African American entrepreneur urges swift action on black unemployment
March 26, 2013 | By Bob Webb | firstname.lastname@example.org
Billionaire entrepreneur Robert L. Johnson urged the nation to reduce the high unemployment of African Americans at a March 26 National Press Club luncheon.
Citing a Zogby poll on African American attitudes, he said "When polled on why African-Americans believe black unemployment is consistently double that of whites, responses include failure of the education system for minorities, lack of corporate commitment to hiring minorities and a failure of government policies for hiring practices."
"Afrcan-Americans have been the hardest hit" by the nation's economic downturn, he said.
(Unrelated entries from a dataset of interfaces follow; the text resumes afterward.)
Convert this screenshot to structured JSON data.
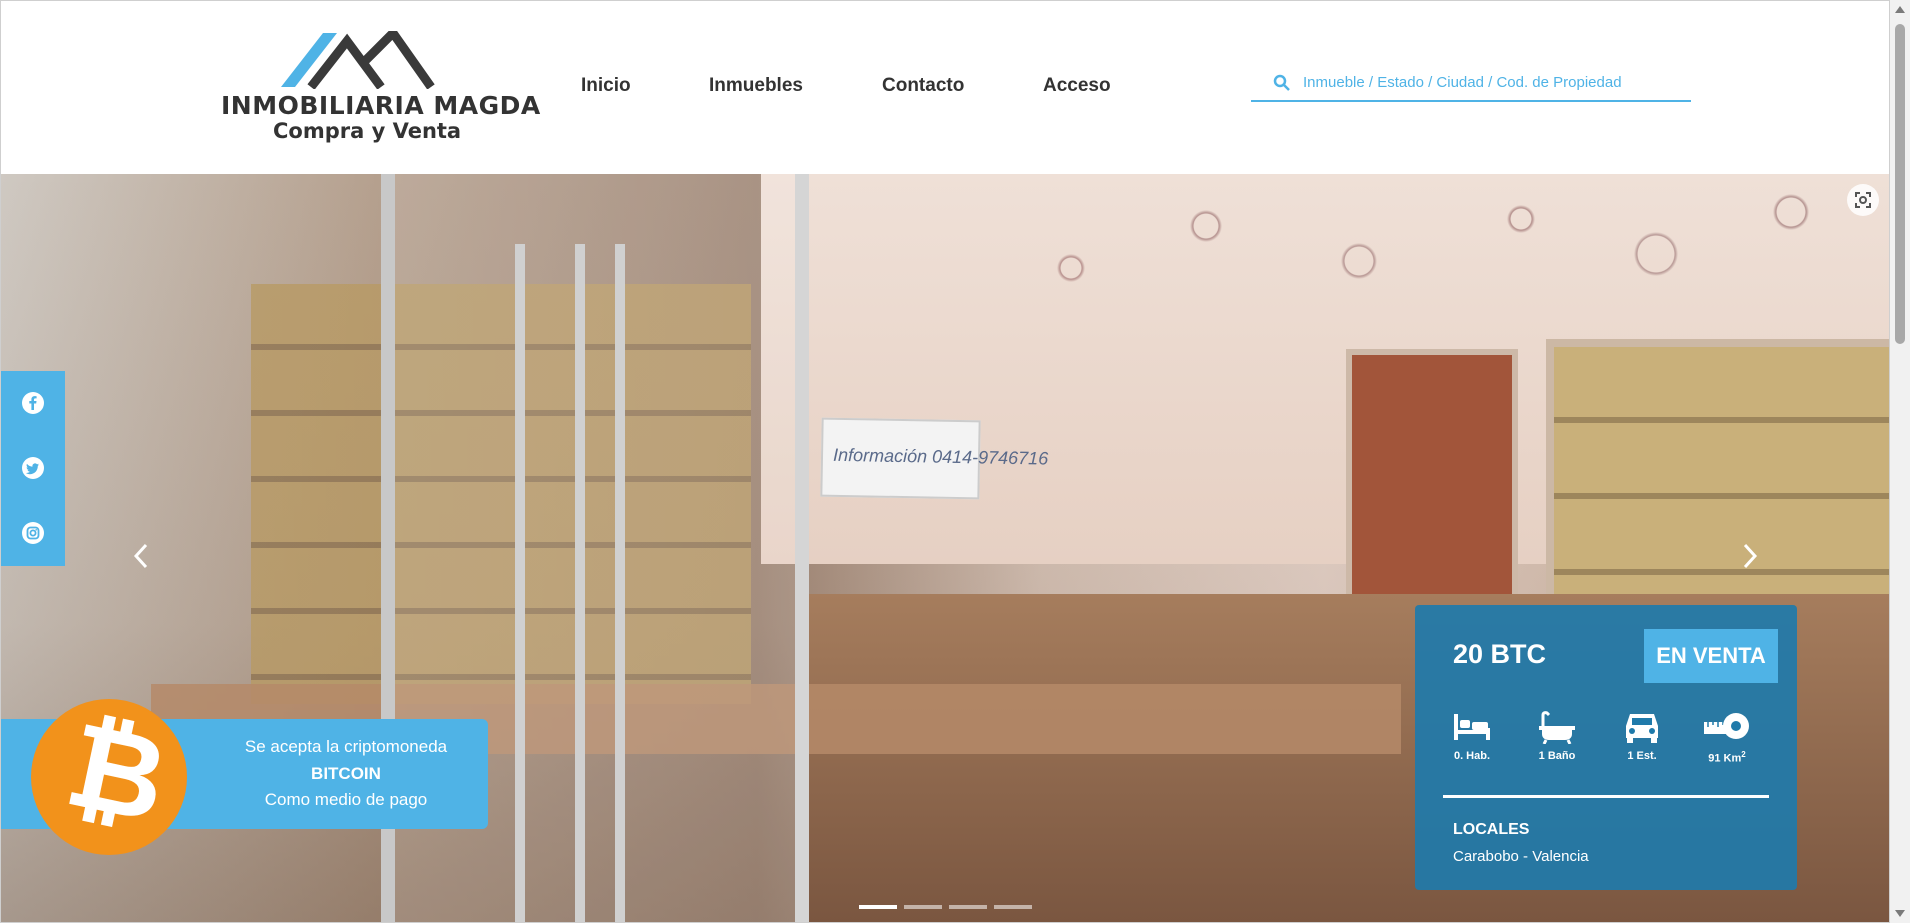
{
  "brand": {
    "name": "INMOBILIARIA MAGDA",
    "tagline": "Compra y Venta",
    "colors": {
      "roof_blue": "#4fb3e6",
      "roof_dark": "#3a3a3a"
    }
  },
  "nav": {
    "items": [
      {
        "label": "Inicio"
      },
      {
        "label": "Inmuebles"
      },
      {
        "label": "Contacto"
      },
      {
        "label": "Acceso"
      }
    ]
  },
  "search": {
    "icon": "search-icon",
    "placeholder": "Inmueble  /  Estado  /  Ciudad  /  Cod. de Propiedad"
  },
  "social": {
    "items": [
      {
        "icon": "facebook-icon"
      },
      {
        "icon": "twitter-icon"
      },
      {
        "icon": "instagram-icon"
      }
    ]
  },
  "slider": {
    "prev_icon": "chevron-left-icon",
    "next_icon": "chevron-right-icon",
    "zoom_icon": "fullscreen-icon",
    "sign_text": "Información 0414-9746716",
    "slide_count": 4,
    "active_slide": 1
  },
  "bitcoin_banner": {
    "symbol": "₿",
    "line1": "Se acepta la criptomoneda",
    "line2": "BITCOIN",
    "line3": "Como medio de pago",
    "colors": {
      "banner": "#4fb3e6",
      "coin": "#f2921b"
    }
  },
  "property": {
    "price": "20 BTC",
    "status": "EN VENTA",
    "features": [
      {
        "icon": "bed-icon",
        "label": "0. Hab."
      },
      {
        "icon": "bathtub-icon",
        "label": "1 Baño"
      },
      {
        "icon": "car-icon",
        "label": "1 Est."
      },
      {
        "icon": "tape-measure-icon",
        "label": "91 Km",
        "sup": "2"
      }
    ],
    "type": "LOCALES",
    "location": "Carabobo - Valencia",
    "colors": {
      "card": "#1f7aaa",
      "status_bg": "#4fb3e6"
    }
  }
}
"African-Americans were once the largest ethnic minority group and the dominant minority political voice," he said. That was before they were "confronted with the growing political influence of the Hispanic population, which may directly impact competition for jobs and minority business opportunities," he said.
Johnson wishes the two minority groups would get to know each other better. Although unaware of how much the groups interact, he thinks they might well act together for their joint economic growth.
To improve the lot of African-Americans he wants "to create a discussion within the black communities and the broader community to bring to the forefront of public debate key issues of primary concern to African-Americans."
He said the Zogby poll "reveals that African-Americans have an immense sense of pride in Barack Obama as President of the United States and he is unequivocally liked. He receives a 91 percent favorable rating. Seventy two percent believe that President Obama's election has helped them while only 4 percent believe his election has hurt them."
He expressed some unease about what may happen when Obama's term ends. He said a majority of those polled, 62 percent, are optimistic about employment in the next four years. Johnson also said the poll showed 30 percent of respondents believe they are better off financially compared to four years ago.
Johnson said he didn't think recent comments and criticism of Obama by Benjamin Carson, an African-American, would amount to much.
Johnson, founder of Black Entertainment Television, sold the network years ago and is now chairman of RLJ Companies. Born in Hickory, Miss., he grew up in Freeport, Ill. and received a master's degree in international affairs from Princeton University.